Last September, a crossing light was finally installed, but that wasn’t enough, Beatrice X said. “Cars are still speeding, the light only works after you push a button to activate it and the area is still dark,” she complained. There needs to be a speed monitor so drivers can see how fast they are going, along with flashing lights so they know a crosswalk is approaching, she added.
“So much more needs to be done over there. It’s still unsafe, even with that light.”
Since her sister died, Beatrice X has been told more accidents have happened, which adds to her frustration. But she wants justice for her sister and believes the truck driver was negligent and should face charges for her sister’s death and the death of her sister’s companion. She also said she doesn’t want another family to endure the pain her family has suffered because of police failures.
“For eight days you feel no need, no conscience. You don’t give a damn about our family. You don’t give a damn about my sister. You don’t give a damn about Black life that you could go that long,” she said.
Even today, Beatrice X doesn’t know if the family of Joseph Gutierrez was notified about his death. Given the treatment I faced about my loved one, I doubt Phoenix police are looking for his family, she said.

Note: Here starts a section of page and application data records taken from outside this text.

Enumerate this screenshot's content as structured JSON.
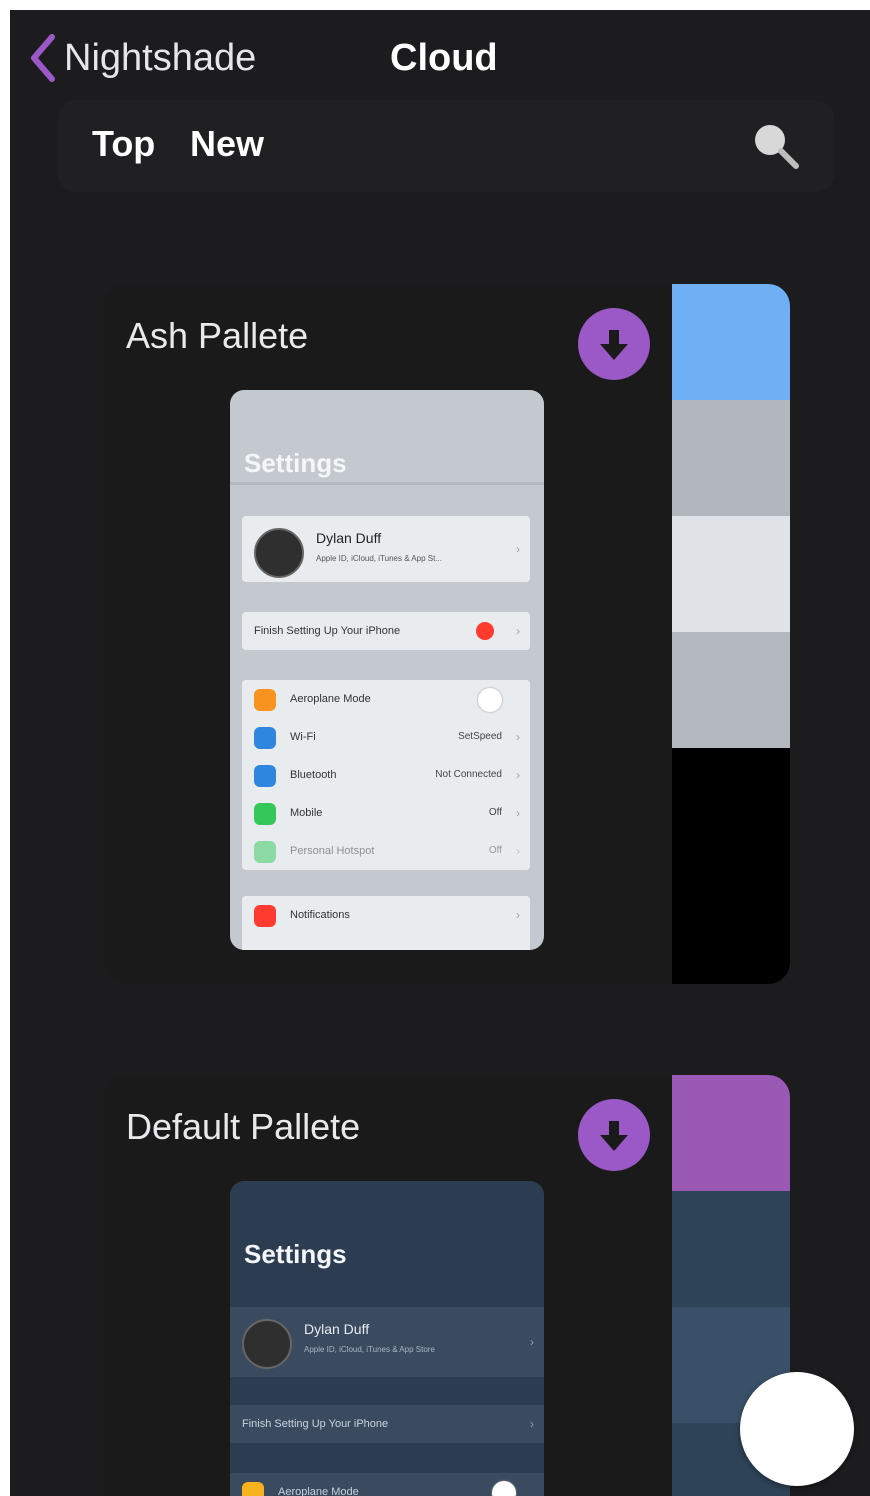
{
  "nav": {
    "back_label": "Nightshade",
    "title": "Cloud"
  },
  "segments": {
    "top": "Top",
    "new": "New"
  },
  "cards": [
    {
      "title": "Ash Pallete",
      "swatches": [
        "#6fb0f5",
        "#b1b7bd",
        "#dfe3e7",
        "#b3b9bf",
        "#000000"
      ],
      "preview": {
        "title": "Settings",
        "profile_name": "Dylan Duff",
        "profile_sub": "Apple ID, iCloud, iTunes & App St...",
        "finish_setup": "Finish Setting Up Your iPhone",
        "rows": [
          {
            "label": "Aeroplane Mode",
            "value": ""
          },
          {
            "label": "Wi-Fi",
            "value": "SetSpeed"
          },
          {
            "label": "Bluetooth",
            "value": "Not Connected"
          },
          {
            "label": "Mobile",
            "value": "Off"
          },
          {
            "label": "Personal Hotspot",
            "value": "Off"
          }
        ],
        "notifications": "Notifications"
      }
    },
    {
      "title": "Default Pallete",
      "swatches": [
        "#9b59b6",
        "#2f4358",
        "#3a5068",
        "#2f4358"
      ],
      "preview": {
        "title": "Settings",
        "profile_name": "Dylan Duff",
        "profile_sub": "Apple ID, iCloud, iTunes & App Store",
        "finish_setup": "Finish Setting Up Your iPhone",
        "first_row": "Aeroplane Mode"
      }
    }
  ],
  "colors": {
    "accent": "#9b59c8",
    "background": "#1c1c1e"
  }
}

This kind of fight isn’t new to Beatrice X and her family. Her husband, Cephus “Uncle Bobby X” Johnson’s nephew was Oscar Grant, whose death at the hands of police caused outrage and protests across the country. The young Black male was shot to death January 1, 2009, by an Oakland transit cop while handcuffed and lying on a train platform.
The officer said he mistook his service weapon for his taser. It was one of the first police killings of an unarmed Black person caught on cell phone video and the story was told in the award-winning film, “Fruitvale Station,” which starred Michael B. Jordan and was written and directed by Ryan Coogler.
After his nephew’s death, Johnson started the Oscar Grant Foundation. The couple worked as the foundation’s operators and directors before turning the organization over to Oscar’s mother. They started another group, the Love Not Blood Campaign, in 2014. The organization supports those who have lost family members to violence.
Between running the Love Not Blood Campaign, comforting families impacted by police violence, and fighting for justice in her sister’s death, Beatrice X said she feels overwhelmed by the ever-present oppression and suffering Blacks have faced in America. It’s heavy right now, she said.
She believes Dale-Chambers’ death is indicative of larger issues for people who are unhoused: They deserve aid in life and dignity in death, Beatrice X said. Society continues to disregard their lives simply because of their social status as homeless, she said.
Petkovic shouldn’t have been allowed to go home that night, Beatrice X argued. For her, justice would look like seeing Det. Campbell fired and everyone involved in allowing Petkovic to go home being held accountable. And, she said, jail time and punishment for Petkovic.
When she learned Petkovic had been let go, Beatrice X saw more proof America doesn’t value Black and Brown lives like Dale-Chambers and Gutierrez.
On April 26, the same day Dale-Chambers was killed a year ago, Petkovic was scheduled to appear in court. Beatrice X and her family were there, dressed in shades of purple to demand justice and accountability for Beatrice X’s sister.
In honor of her sister’s life, April 26 also marked the first annual “Dorothy’s Day.” Beatrice X, her family, and supporters released doves at the Phoenix Municipal Court House in remembrance of Dale Chambers. Later that night participants gathered at Perry Park for a balloon release and candlelight vigil for both Dale Chambers and Guitierrez. —Jeannette Muhammad